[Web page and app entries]
____________

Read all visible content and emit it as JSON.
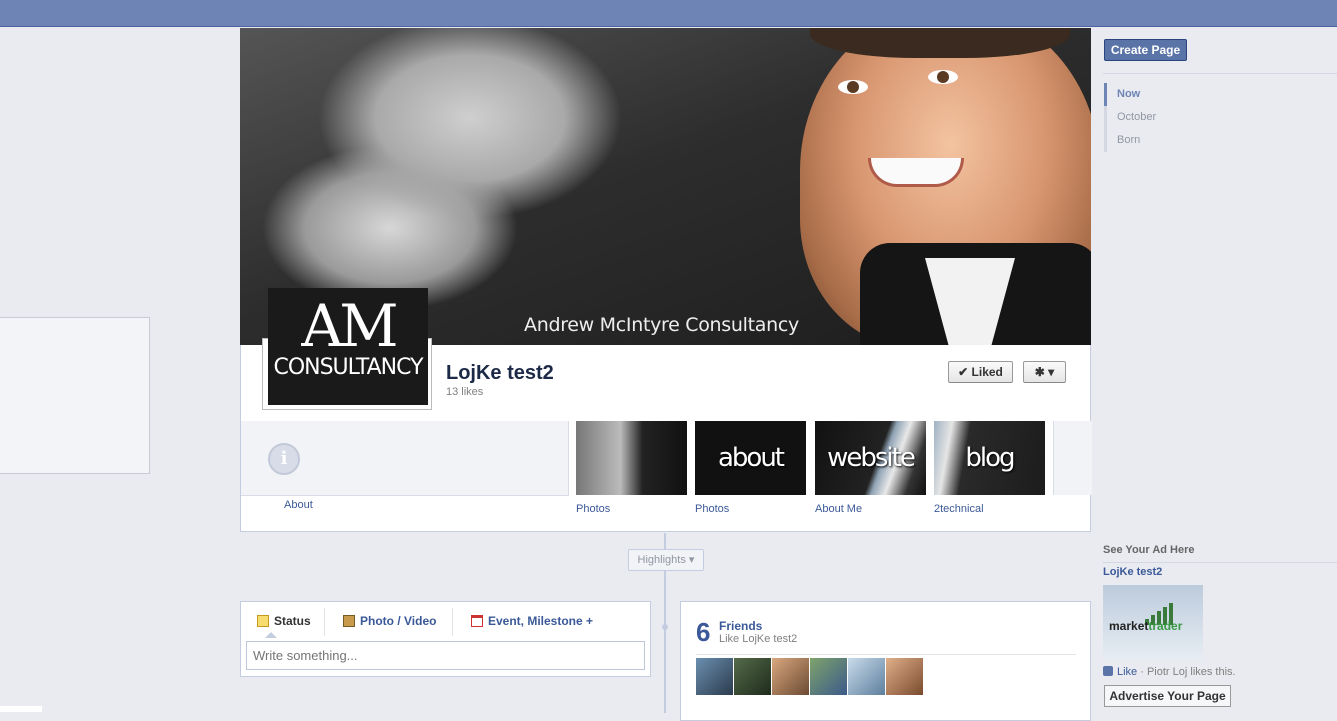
{
  "cover": {
    "caption": "Andrew McIntyre Consultancy"
  },
  "logo": {
    "line1": "AM",
    "line2": "CONSULTANCY"
  },
  "page": {
    "name": "LojKe test2",
    "likes": "13 likes"
  },
  "actions": {
    "liked_label": "Liked",
    "liked_icon": "✔",
    "gear_icon": "✱ ▾"
  },
  "apps": {
    "about_label": "About",
    "about_icon": "i",
    "tiles": [
      {
        "word": "",
        "label": "Photos"
      },
      {
        "word": "about",
        "label": "Photos"
      },
      {
        "word": "website",
        "label": "About Me"
      },
      {
        "word": "blog",
        "label": "2technical"
      }
    ]
  },
  "highlights": {
    "label": "Highlights ▾"
  },
  "composer": {
    "tabs": [
      "Status",
      "Photo / Video",
      "Event, Milestone +"
    ],
    "placeholder": "Write something..."
  },
  "friends": {
    "count": "6",
    "title": "Friends",
    "subtitle": "Like LojKe test2"
  },
  "sidebar": {
    "create_page": "Create Page",
    "timeline": [
      "Now",
      "October",
      "Born"
    ]
  },
  "ad": {
    "heading": "See Your Ad Here",
    "title": "LojKe test2",
    "image_text_a": "market",
    "image_text_b": "trader",
    "like_label": "Like",
    "like_rest": " · Piotr Loj likes this.",
    "advertise_button": "Advertise Your Page"
  },
  "colors": {
    "topbar": "#6d84b4",
    "link": "#3b5998",
    "background": "#e9ebf1"
  }
}
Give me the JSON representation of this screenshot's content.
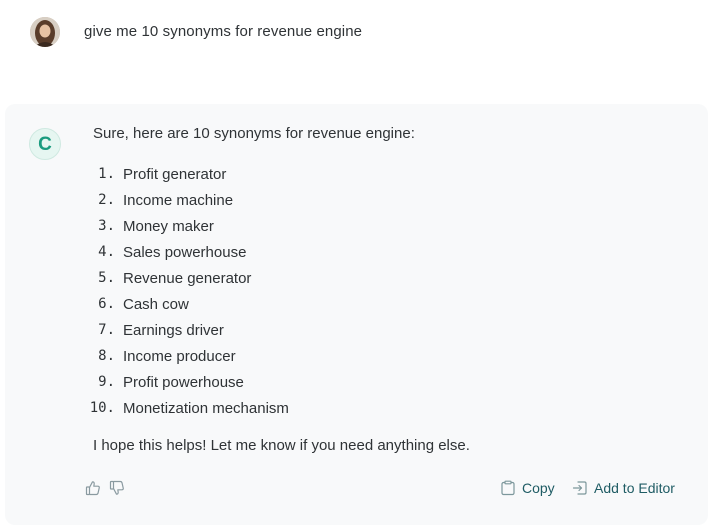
{
  "user_message": {
    "text": "give me 10 synonyms for revenue engine"
  },
  "assistant": {
    "logo_letter": "C",
    "intro": "Sure, here are 10 synonyms for revenue engine:",
    "items": [
      {
        "num": "1.",
        "text": "Profit generator"
      },
      {
        "num": "2.",
        "text": "Income machine"
      },
      {
        "num": "3.",
        "text": "Money maker"
      },
      {
        "num": "4.",
        "text": "Sales powerhouse"
      },
      {
        "num": "5.",
        "text": "Revenue generator"
      },
      {
        "num": "6.",
        "text": "Cash cow"
      },
      {
        "num": "7.",
        "text": "Earnings driver"
      },
      {
        "num": "8.",
        "text": "Income producer"
      },
      {
        "num": "9.",
        "text": "Profit powerhouse"
      },
      {
        "num": "10.",
        "text": "Monetization mechanism"
      }
    ],
    "outro": "I hope this helps! Let me know if you need anything else."
  },
  "actions": {
    "copy_label": "Copy",
    "add_to_editor_label": "Add to Editor",
    "thumb_up_icon": "thumbs-up-icon",
    "thumb_down_icon": "thumbs-down-icon",
    "copy_icon": "clipboard-icon",
    "editor_icon": "add-to-editor-icon"
  },
  "colors": {
    "accent": "#1a9b7f",
    "action_text": "#1f5c64",
    "card_bg": "#f8f9fa"
  }
}
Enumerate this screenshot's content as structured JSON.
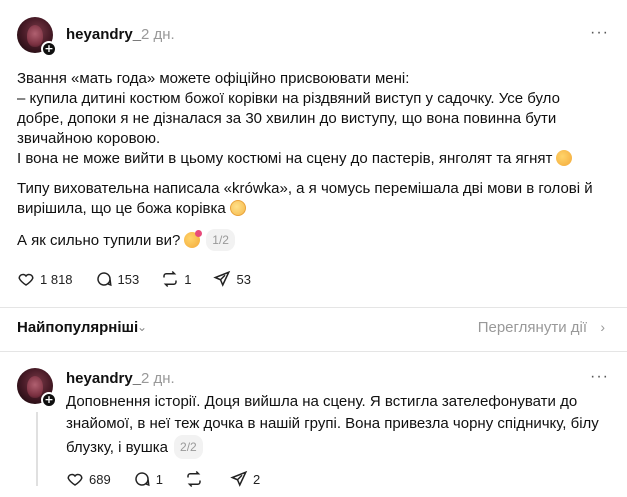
{
  "post": {
    "username": "heyandry_",
    "time": "2 дн.",
    "paragraphs": [
      "Звання «мать года» можете офіційно присвоювати мені:",
      "– купила дитині костюм божої корівки на різдвяний виступ у садочку. Усе було",
      "добре, допоки я не дізналася за 30 хвилин до виступу, що вона повинна бути",
      "звичайною коровою.",
      "І вона не може вийти в цьому костюмі на сцену до пастерів, янголят та ягнят"
    ],
    "paragraph2": [
      "Типу виховательна написала «krówka», а я чомусь перемішала дві мови в голові й",
      "вирішила, що це божа корівка"
    ],
    "question": "А як сильно тупили ви?",
    "pager": "1/2",
    "likes": "1 818",
    "comments": "153",
    "reposts": "1",
    "shares": "53"
  },
  "sort": {
    "label": "Найпопулярніші",
    "chevron": "⌄",
    "activity_link": "Переглянути дії",
    "activity_chevron": "›"
  },
  "reply": {
    "username": "heyandry_",
    "time": "2 дн.",
    "lines": [
      "Доповнення історії. Доця вийшла на сцену. Я встигла зателефонувати до",
      "знайомої, в неї теж дочка в нашій групі. Вона привезла чорну спідничку, білу",
      "блузку, і вушка"
    ],
    "pager": "2/2",
    "likes": "689",
    "comments": "1",
    "shares": "2"
  },
  "icons": {
    "more": "more-icon",
    "like": "heart-icon",
    "comment": "comment-icon",
    "repost": "repost-icon",
    "share": "share-icon",
    "follow": "plus-icon"
  }
}
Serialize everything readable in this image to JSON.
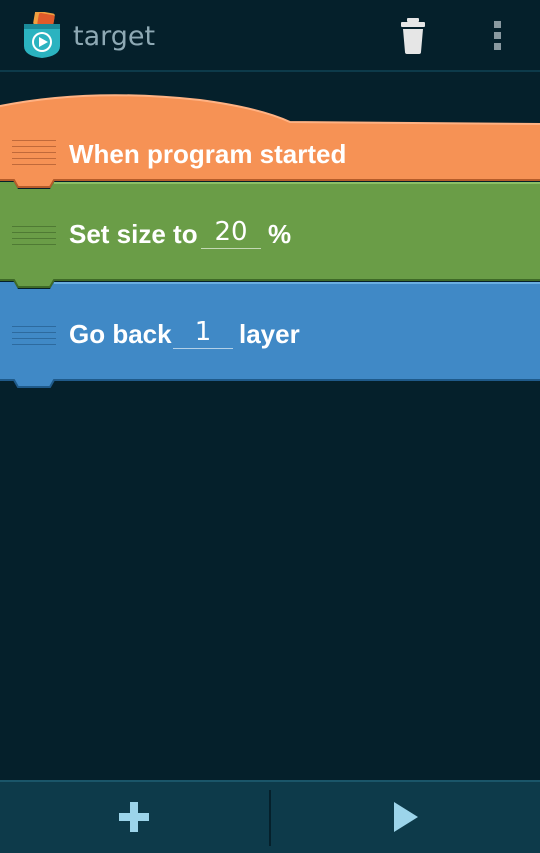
{
  "actionbar": {
    "title": "target",
    "icons": [
      "pocket-code-app-icon",
      "trash-icon",
      "overflow-menu-icon"
    ]
  },
  "bricks": [
    {
      "type": "event",
      "label": "When program started",
      "color": "#f69255"
    },
    {
      "type": "look",
      "label_before": "Set size to",
      "value": "20",
      "label_after": "%",
      "color": "#6a9d47"
    },
    {
      "type": "look",
      "label_before": "Go back",
      "value": "1",
      "label_after": "layer",
      "color": "#4089c6"
    }
  ],
  "bottombar": {
    "icons": [
      "add-icon",
      "play-icon"
    ]
  },
  "colors": {
    "background": "#05202b",
    "bar": "#0d3a4a",
    "accent_icon": "#9cd4ea",
    "title": "#8ea9b4"
  }
}
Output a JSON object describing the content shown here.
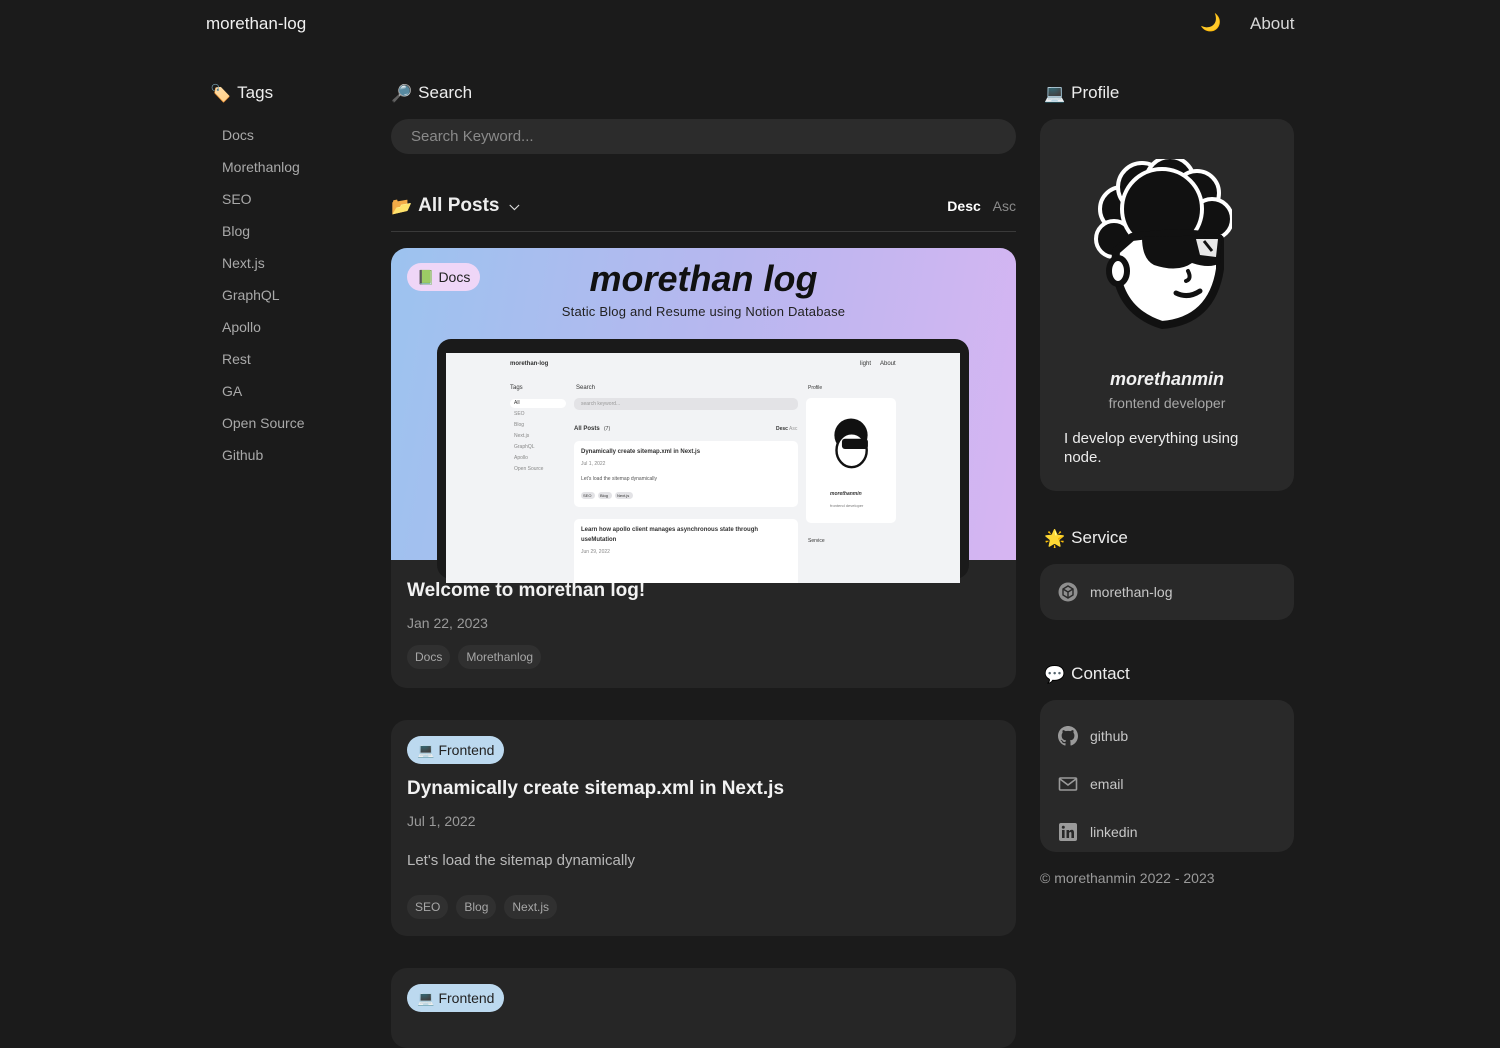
{
  "header": {
    "logo": "morethan-log",
    "theme_icon": "🌙",
    "about": "About"
  },
  "tags": {
    "icon": "🏷️",
    "title": "Tags",
    "items": [
      "Docs",
      "Morethanlog",
      "SEO",
      "Blog",
      "Next.js",
      "GraphQL",
      "Apollo",
      "Rest",
      "GA",
      "Open Source",
      "Github"
    ]
  },
  "search": {
    "icon": "🔎",
    "title": "Search",
    "placeholder": "Search Keyword..."
  },
  "posts": {
    "icon": "📂",
    "title": "All Posts",
    "sort_desc": "Desc",
    "sort_asc": "Asc",
    "items": [
      {
        "category_icon": "📗",
        "category": "Docs",
        "cover_title": "morethan log",
        "cover_subtitle": "Static Blog and Resume using Notion Database",
        "title": "Welcome to morethan log!",
        "date": "Jan 22, 2023",
        "tags": [
          "Docs",
          "Morethanlog"
        ]
      },
      {
        "category_icon": "💻",
        "category": "Frontend",
        "title": "Dynamically create sitemap.xml in Next.js",
        "date": "Jul 1, 2022",
        "summary": "Let's load the sitemap dynamically",
        "tags": [
          "SEO",
          "Blog",
          "Next.js"
        ]
      },
      {
        "category_icon": "💻",
        "category": "Frontend"
      }
    ]
  },
  "cover_screenshot": {
    "logo": "morethan-log",
    "light": "light",
    "about": "About",
    "tags": "Tags",
    "tag_items": [
      "All",
      "SEO",
      "Blog",
      "Next.js",
      "GraphQL",
      "Apollo",
      "Open Source"
    ],
    "search": "Search",
    "search_placeholder": "search keyword...",
    "all_posts": "All Posts",
    "count": "(7)",
    "desc": "Desc",
    "asc": "Asc",
    "post1_title": "Dynamically create sitemap.xml in Next.js",
    "post1_date": "Jul 1, 2022",
    "post1_summary": "Let's load the sitemap dynamically",
    "post1_tags": [
      "SEO",
      "Blog",
      "Next.js"
    ],
    "post2_title_line1": "Learn how apollo client manages asynchronous state through",
    "post2_title_line2": "useMutation",
    "post2_date": "Jun 29, 2022",
    "profile": "Profile",
    "profile_name": "morethanmin",
    "profile_role": "frontend developer",
    "service": "Service"
  },
  "profile": {
    "icon": "💻",
    "title": "Profile",
    "name": "morethanmin",
    "role": "frontend developer",
    "bio": "I develop everything using node."
  },
  "service": {
    "icon": "🌟",
    "title": "Service",
    "item": "morethan-log"
  },
  "contact": {
    "icon": "💬",
    "title": "Contact",
    "items": [
      "github",
      "email",
      "linkedin"
    ]
  },
  "footer": "© morethanmin 2022 - 2023",
  "colors": {
    "background": "#1b1b1b",
    "card": "#262626",
    "docs_pill": "#efd6f7",
    "frontend_pill": "#bcd9ef"
  }
}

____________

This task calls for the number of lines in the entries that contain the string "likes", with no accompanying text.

### EXPECTED ANSWER:
4